|SocioTechnical capital, employment and economic mobility
Understanding the prospects for adapting technologies, such as online labor markets, to build and exploit both personal and impersonal SocioTechnical Capital (e.g., particularly among those with limited social and human capital) requires an understanding of the barriers that will need to be overcome to make such tools beneficial. This project aims to investigate these barriers and seek for ways for technology to mitigate them. This project also investigates existing tools that may be useful to these communities, and we design and implement customized tools to mitigate these barriers as well.
|Technology to Support Newcomer Adaptation
People who relocate to new communities experience challenges such as social-network reconstruction and insufficient information for daily needs. When these challenges are not well addressed, newcomers face additional difficulties, such as mental health issues and limited employment resources. The research goal is to investigate how newcomers utilize information and communciation technologies (ICTs) to address challenges of relocation. This project also aims to identify barriers to their ICT use and propose technical solutions to address the barriers.

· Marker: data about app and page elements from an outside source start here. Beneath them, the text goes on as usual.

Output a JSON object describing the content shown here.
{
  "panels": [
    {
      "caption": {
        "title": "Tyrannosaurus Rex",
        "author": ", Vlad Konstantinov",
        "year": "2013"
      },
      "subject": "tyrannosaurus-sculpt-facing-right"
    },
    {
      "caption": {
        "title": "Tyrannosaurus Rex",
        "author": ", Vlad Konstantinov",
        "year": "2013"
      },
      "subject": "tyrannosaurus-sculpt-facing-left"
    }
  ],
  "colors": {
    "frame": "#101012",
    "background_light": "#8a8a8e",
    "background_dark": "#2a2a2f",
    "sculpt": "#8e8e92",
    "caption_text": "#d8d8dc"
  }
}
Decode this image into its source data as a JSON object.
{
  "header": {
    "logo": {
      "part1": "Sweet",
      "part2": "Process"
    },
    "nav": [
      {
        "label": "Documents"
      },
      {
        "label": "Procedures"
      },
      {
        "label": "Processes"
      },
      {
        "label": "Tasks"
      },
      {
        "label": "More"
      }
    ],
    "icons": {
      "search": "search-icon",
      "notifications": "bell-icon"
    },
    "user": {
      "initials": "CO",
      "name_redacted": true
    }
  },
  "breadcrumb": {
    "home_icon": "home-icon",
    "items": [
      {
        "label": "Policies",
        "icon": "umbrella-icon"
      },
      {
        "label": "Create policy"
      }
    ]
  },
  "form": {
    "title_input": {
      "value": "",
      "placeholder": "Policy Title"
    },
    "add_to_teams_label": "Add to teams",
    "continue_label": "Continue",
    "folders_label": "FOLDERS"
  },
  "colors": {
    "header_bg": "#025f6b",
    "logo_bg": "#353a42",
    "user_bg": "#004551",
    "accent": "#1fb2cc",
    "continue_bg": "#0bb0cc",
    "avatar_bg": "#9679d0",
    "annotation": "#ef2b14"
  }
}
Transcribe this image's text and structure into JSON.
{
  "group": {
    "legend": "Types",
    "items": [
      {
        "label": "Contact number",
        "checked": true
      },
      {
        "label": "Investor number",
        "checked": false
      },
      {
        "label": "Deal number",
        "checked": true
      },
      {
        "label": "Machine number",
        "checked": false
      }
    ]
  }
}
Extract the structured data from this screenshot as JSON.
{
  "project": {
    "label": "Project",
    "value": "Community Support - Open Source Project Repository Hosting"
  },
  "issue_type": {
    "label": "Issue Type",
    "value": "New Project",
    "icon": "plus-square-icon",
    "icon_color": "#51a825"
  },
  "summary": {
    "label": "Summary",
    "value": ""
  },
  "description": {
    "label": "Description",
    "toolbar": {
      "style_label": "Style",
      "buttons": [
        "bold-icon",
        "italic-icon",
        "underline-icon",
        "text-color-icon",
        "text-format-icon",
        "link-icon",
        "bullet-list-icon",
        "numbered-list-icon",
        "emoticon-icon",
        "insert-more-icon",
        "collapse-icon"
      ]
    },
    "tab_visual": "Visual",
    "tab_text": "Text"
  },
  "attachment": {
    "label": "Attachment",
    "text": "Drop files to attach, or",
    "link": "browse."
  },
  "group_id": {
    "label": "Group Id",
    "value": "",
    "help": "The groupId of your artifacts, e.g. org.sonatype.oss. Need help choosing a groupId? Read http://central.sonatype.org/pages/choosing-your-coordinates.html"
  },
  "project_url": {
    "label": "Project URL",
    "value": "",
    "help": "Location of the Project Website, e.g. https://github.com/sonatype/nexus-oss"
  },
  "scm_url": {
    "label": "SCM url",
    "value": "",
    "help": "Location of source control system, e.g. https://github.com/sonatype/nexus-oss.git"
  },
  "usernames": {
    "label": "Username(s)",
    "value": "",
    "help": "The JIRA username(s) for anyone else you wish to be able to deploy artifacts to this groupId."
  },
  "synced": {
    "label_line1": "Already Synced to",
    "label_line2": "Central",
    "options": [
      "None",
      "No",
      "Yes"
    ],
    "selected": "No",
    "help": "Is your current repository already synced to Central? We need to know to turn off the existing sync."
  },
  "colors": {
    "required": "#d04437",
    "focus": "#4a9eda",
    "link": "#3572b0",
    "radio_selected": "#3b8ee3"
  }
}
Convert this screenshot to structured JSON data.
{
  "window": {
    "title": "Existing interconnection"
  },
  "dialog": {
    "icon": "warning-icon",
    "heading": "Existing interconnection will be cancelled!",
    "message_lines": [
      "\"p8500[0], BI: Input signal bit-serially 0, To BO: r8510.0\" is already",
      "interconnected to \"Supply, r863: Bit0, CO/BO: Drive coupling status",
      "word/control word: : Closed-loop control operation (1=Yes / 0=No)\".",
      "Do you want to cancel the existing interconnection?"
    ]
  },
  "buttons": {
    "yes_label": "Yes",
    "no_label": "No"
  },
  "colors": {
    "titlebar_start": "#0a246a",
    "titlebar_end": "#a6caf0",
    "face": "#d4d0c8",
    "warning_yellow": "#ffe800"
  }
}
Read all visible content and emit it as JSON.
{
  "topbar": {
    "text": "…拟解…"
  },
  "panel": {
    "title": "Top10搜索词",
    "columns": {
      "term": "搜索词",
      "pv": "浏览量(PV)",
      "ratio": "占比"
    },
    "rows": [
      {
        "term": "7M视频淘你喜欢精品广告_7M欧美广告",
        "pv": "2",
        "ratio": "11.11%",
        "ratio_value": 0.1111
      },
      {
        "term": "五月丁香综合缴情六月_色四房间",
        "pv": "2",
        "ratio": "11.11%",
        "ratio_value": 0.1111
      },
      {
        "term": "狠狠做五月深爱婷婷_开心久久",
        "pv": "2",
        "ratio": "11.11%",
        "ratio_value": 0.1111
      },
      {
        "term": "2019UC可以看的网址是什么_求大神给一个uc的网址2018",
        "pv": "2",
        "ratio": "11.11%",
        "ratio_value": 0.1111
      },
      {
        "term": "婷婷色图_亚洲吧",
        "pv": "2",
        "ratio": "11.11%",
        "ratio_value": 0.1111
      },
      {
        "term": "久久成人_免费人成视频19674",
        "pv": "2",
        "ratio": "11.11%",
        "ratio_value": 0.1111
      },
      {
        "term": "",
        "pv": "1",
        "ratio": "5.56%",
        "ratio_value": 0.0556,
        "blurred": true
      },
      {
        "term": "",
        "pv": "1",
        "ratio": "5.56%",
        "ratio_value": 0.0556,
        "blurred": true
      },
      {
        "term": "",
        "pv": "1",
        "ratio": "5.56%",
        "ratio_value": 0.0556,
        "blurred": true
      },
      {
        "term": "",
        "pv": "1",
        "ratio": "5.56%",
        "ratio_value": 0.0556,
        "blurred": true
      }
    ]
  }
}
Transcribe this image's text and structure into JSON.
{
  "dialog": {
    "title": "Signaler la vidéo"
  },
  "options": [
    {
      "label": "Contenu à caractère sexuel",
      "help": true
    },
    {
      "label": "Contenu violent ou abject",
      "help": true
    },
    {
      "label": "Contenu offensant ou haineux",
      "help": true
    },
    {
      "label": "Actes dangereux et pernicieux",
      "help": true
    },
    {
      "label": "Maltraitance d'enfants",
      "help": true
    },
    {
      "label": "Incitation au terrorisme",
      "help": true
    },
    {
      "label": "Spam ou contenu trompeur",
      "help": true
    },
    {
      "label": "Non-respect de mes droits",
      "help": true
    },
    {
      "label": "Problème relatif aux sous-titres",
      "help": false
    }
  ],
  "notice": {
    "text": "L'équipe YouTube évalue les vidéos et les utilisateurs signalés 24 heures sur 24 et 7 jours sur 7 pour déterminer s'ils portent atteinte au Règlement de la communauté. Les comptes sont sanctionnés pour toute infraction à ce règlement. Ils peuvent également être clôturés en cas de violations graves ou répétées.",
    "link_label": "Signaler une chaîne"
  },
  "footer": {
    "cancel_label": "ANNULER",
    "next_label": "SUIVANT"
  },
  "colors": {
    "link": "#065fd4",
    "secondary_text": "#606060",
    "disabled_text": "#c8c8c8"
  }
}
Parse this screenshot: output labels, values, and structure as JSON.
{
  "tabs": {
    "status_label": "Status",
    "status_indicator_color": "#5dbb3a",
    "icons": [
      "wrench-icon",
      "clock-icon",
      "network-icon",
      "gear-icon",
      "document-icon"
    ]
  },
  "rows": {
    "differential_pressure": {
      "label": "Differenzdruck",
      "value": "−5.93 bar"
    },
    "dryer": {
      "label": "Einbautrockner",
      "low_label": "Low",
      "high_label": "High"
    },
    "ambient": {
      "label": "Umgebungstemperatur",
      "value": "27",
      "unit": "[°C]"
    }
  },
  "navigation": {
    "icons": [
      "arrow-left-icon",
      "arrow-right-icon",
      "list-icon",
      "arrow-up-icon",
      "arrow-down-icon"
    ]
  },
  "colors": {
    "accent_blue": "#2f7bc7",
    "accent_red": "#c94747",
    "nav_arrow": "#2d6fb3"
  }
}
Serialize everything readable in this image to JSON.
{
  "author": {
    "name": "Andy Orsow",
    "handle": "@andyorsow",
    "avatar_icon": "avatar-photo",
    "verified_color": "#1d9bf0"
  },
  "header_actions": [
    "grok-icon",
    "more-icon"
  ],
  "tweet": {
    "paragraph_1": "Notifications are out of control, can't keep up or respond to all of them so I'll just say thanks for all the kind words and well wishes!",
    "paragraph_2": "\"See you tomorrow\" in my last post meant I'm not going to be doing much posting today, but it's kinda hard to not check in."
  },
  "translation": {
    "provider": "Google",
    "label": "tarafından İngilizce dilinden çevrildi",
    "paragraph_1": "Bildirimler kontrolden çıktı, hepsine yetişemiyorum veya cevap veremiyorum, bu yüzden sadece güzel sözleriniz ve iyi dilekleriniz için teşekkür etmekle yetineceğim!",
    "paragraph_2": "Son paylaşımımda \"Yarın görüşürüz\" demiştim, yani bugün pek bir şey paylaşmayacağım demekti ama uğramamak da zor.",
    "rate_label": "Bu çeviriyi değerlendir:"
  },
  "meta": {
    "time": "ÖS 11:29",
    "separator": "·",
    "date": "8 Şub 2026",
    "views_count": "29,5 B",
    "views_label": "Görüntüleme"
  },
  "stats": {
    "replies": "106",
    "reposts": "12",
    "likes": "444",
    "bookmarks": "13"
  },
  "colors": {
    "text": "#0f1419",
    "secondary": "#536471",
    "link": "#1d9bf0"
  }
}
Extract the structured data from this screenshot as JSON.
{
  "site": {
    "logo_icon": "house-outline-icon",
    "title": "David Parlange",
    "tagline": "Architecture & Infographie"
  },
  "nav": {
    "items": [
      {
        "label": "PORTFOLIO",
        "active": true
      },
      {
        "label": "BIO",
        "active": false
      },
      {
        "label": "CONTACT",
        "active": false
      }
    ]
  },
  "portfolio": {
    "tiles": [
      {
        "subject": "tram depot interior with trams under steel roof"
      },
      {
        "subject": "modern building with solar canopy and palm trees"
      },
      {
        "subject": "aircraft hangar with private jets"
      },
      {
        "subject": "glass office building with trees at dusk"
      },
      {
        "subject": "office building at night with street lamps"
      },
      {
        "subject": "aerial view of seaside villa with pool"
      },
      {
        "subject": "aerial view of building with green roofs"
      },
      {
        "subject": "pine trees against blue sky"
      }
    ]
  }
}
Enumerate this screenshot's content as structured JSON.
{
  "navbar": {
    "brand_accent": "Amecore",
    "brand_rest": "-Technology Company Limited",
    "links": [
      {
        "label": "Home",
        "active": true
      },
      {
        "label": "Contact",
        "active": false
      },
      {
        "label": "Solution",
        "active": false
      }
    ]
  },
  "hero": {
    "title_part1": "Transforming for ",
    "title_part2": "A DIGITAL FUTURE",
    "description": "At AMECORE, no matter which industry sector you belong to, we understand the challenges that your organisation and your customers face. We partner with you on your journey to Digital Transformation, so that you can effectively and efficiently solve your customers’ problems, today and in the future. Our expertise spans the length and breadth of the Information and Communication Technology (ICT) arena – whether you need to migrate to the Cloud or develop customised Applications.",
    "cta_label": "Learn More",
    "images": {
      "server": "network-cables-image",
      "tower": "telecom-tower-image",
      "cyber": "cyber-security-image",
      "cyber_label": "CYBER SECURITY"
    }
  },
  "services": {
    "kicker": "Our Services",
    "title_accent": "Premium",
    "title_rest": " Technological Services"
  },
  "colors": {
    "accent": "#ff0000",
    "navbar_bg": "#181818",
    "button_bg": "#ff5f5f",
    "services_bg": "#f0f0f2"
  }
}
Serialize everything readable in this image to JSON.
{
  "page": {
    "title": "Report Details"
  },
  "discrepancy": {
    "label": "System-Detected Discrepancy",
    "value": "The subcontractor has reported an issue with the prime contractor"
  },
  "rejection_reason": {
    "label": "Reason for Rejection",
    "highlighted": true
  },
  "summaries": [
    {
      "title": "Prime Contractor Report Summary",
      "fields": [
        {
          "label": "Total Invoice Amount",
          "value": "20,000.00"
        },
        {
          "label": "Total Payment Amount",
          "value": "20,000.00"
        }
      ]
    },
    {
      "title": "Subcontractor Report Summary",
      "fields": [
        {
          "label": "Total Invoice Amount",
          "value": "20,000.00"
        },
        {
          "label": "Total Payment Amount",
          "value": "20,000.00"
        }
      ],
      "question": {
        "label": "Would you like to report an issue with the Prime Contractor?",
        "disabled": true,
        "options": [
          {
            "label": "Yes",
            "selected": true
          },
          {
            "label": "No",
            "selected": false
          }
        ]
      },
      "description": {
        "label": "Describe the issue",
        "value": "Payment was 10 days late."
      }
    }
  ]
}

This research explores alternatives to value extraction. The extraction of ecological value creates environmental destruction; extracting labor value creates deskilling and exploitation; extracting expressive value commodifies our social networks and identities. The alternative is circulating value in unalienated forms: in nature through means such as agroecology; in labor through worker-owned production; in expressive value through user-owned platforms. ICT4G includes innovations such as heritage algorithms, artisanal cyborgs, and more.
|Entrepreneurship and the Socio-Technical Chasm in a Lean Economy
Tawanna Dillahunt, Vaishnav Kameswaran, Desiree McLain, Joyojeet Pal, and Kentaro Toyama
Online technologies are increasingly hailed as enablers of entrepreneurship and income generation. Recent evidence suggests, however, that even the best such tools disproportionately favor those with pre-existing entrepreneurial advantages. Our research explores the use of these tools among those with limited prior entrepreneurial advantages.
|Innovation and technology entrepreneurship cultures between Ghana, Southern China, and Silicon Valley
Silvia Lindtner and Seyram Avle
This research investigates the contemporary social and technological processes that bring together and motivate specific kinds of leaders shaping transnational networks of design and innovation in computing and communication technologies.
|Political Social Media in the Global South
Joyojeet Pal, A’Ndre Gonawela, Tanya Madhani, Udit Thawani, Priyank Chandra, Vaishnav Kameswaran, Aakanksha Parameshwar
This research looks at the role of social media in electoral politics around various parts of the Global South, including how politicians self-represent, the framing of political issues, and the timing of messaging around major political events.
|Intangible Gains Through the International Exposure of Young IT Engineers
Tsuyoshi Kano, Kiyoko Eguchi, Hisashi Kawano, and Kentaro Toyama
This research focuses on 1) what kind of mindset change occurs through the international exposure, 2) how can the mindset change be replicated by training in the home country, and 3) what are the challenges of Japan to be the place of brain circulation. The research is targeted at Bangladeshi and Rwandan IT engineers who are working or studying in Japan. The long-term goal of the research project is to make a policy recommendation on the development of IT human resource and IT industry in the global society.
|“We can go anywhere”: Understanding `Independence’ through a case study of ride-hailing use by people with Visual Impairments in metropolitan India
Vaishnav Kameswaran, Jatin Gupta, Joyojeet Pal, Sile O’Modhrain, Tiffany C. Veinot, Robin N. Brewer, Aakanksha Parameshwar, Vidhya Y, Jacki O’Neill
Ride-hailing services have received attention as part of the growing work around the sharing economy, but the focus of these studies have largely been on drivers. We examine how ride-hailing is transforming the transportation practices of one group of passengers, people with visual impairments in metropolitan India.
|The Data 4 Good Center
The Data 4 Good Center is a platform that is used to gain important insights by combining all of the “small” data accumulated by NGO reports into “big data.” The insights gained from this largely untapped data will be used to obtain new insights that can be shared with NGOs and the communities they serve. The Data 4 Good Center is an instrumental tool for helping cities improve their local NGO’s and building a strong, healthy, and prosperous community.